Chapter


Abstract


  • The ability of landowners to respond to and recover from a wildfire

    event depends to a large degree on their preparation. Despite the

    attention and resources directed to this goal many people generally

    remain underprepared (AFAC, 2010; Eriksen & Gill, 2010; Prior,

    2010). This information-to-action gap is by no means Australia-specific,

    having been recognised as an important public policy issue internationally

    (Jakes, 2002; McCaffrey, 2006; Stetler, Venn & Calkin, 2010).

    If being "well prepared" is a key objective of wildfire risk communication,

    then this begs the question: what is "well prepared"? The

    term "well prepared" is widely used but poorly defined. Pursuing this

    objective thus requires examining what well prepared actually means

    to risk communicators and at-risk residents respectively. This analysis

    is based on the distinct, but complementary aspects of preparation:

    practical and psychological preparedness.

Publication Date


  • 2012

Citation


  • Prior, T. & Eriksen, C. (2012). What does being "well-prepared" for wildfire mean?. In D. Paton & F. Tedim (Eds.), Wildfire and Community: Facilitating Preparedness and Resilience (pp. 190-206). Springfield: Charles C. Thomas Publisher.

International Standard Book Number (isbn) 13


  • 9780398088422

Ro Metadata Url


  • http://ro.uow.edu.au/smhpapers/606

Book Title


  • Wildfire and Community: Facilitating Preparedness and Resilience

Start Page


  • 190

End Page


  • 206

Place Of Publication


  • Springfield

Abstract


  • The ability of landowners to respond to and recover from a wildfire

    event depends to a large degree on their preparation. Despite the

    attention and resources directed to this goal many people generally

    remain underprepared (AFAC, 2010; Eriksen & Gill, 2010; Prior,

    2010). This information-to-action gap is by no means Australia-specific,

    having been recognised as an important public policy issue internationally

    (Jakes, 2002; McCaffrey, 2006; Stetler, Venn & Calkin, 2010).

    If being "well prepared" is a key objective of wildfire risk communication,

    then this begs the question: what is "well prepared"? The

    term "well prepared" is widely used but poorly defined. Pursuing this

    objective thus requires examining what well prepared actually means

    to risk communicators and at-risk residents respectively. This analysis

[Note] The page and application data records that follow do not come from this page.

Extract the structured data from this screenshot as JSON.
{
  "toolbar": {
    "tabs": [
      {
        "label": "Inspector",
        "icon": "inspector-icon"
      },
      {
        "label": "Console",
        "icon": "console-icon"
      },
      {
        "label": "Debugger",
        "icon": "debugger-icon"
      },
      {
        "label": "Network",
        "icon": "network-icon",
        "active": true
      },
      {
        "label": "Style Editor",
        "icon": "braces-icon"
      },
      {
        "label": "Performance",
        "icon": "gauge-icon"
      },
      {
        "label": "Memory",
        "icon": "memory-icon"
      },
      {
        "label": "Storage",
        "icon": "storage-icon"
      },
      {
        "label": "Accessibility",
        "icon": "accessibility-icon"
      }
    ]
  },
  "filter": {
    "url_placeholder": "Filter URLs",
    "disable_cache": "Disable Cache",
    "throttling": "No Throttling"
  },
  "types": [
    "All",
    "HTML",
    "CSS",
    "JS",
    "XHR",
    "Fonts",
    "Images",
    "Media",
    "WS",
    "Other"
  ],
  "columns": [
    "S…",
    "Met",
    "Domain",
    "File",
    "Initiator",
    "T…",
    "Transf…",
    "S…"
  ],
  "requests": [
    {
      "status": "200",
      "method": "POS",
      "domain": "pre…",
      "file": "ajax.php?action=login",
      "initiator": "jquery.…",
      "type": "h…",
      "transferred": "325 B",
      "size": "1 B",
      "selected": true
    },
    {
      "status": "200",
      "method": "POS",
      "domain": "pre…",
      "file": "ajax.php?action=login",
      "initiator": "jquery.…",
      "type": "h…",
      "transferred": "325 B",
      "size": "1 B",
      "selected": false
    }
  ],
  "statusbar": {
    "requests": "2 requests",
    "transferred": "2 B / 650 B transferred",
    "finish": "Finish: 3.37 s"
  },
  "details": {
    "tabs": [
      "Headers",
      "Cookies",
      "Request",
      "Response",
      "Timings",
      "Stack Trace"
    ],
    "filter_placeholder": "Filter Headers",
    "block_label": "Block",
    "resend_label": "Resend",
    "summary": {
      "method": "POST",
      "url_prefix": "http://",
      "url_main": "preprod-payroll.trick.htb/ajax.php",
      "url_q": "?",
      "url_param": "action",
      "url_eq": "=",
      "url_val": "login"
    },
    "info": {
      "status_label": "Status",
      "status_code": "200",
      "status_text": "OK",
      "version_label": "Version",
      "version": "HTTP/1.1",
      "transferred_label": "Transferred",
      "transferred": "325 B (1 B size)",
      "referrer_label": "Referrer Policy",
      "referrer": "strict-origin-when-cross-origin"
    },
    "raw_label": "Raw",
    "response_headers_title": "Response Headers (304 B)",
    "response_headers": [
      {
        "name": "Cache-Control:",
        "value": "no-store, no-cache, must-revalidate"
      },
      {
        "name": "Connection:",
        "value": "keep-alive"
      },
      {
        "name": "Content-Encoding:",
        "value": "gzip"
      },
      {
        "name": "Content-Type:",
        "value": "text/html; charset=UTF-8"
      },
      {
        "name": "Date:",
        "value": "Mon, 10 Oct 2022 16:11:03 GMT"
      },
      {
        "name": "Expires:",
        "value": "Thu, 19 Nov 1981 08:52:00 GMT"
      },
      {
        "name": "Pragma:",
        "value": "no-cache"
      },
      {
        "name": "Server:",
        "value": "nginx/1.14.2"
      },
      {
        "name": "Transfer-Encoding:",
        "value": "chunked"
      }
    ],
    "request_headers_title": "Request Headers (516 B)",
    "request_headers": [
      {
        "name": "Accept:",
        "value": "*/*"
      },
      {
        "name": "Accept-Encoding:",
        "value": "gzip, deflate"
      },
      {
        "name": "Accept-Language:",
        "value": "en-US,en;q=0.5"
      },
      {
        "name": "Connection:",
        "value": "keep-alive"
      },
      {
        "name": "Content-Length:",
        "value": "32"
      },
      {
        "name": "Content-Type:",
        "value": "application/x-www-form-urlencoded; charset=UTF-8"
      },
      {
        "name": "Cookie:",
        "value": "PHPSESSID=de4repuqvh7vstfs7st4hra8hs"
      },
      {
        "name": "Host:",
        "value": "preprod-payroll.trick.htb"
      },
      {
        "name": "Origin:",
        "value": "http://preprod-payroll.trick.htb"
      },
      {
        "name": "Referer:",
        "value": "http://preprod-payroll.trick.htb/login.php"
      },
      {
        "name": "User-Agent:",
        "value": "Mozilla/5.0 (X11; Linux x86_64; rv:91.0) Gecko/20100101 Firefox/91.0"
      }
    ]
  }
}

    is based on the distinct, but complementary aspects of preparation:

    practical and psychological preparedness.

Publication Date


  • 2012

Citation


  • Prior, T. & Eriksen, C. (2012). What does being "well-prepared" for wildfire mean?. In D. Paton & F. Tedim (Eds.), Wildfire and Community: Facilitating Preparedness and Resilience (pp. 190-206). Springfield: Charles C. Thomas Publisher.

International Standard Book Number (isbn) 13


  • 9780398088422

Ro Metadata Url


  • http://ro.uow.edu.au/smhpapers/606

Book Title


  • Wildfire and Community: Facilitating Preparedness and Resilience

Start Page


  • 190

End Page


  • 206

Place Of Publication


  • Springfield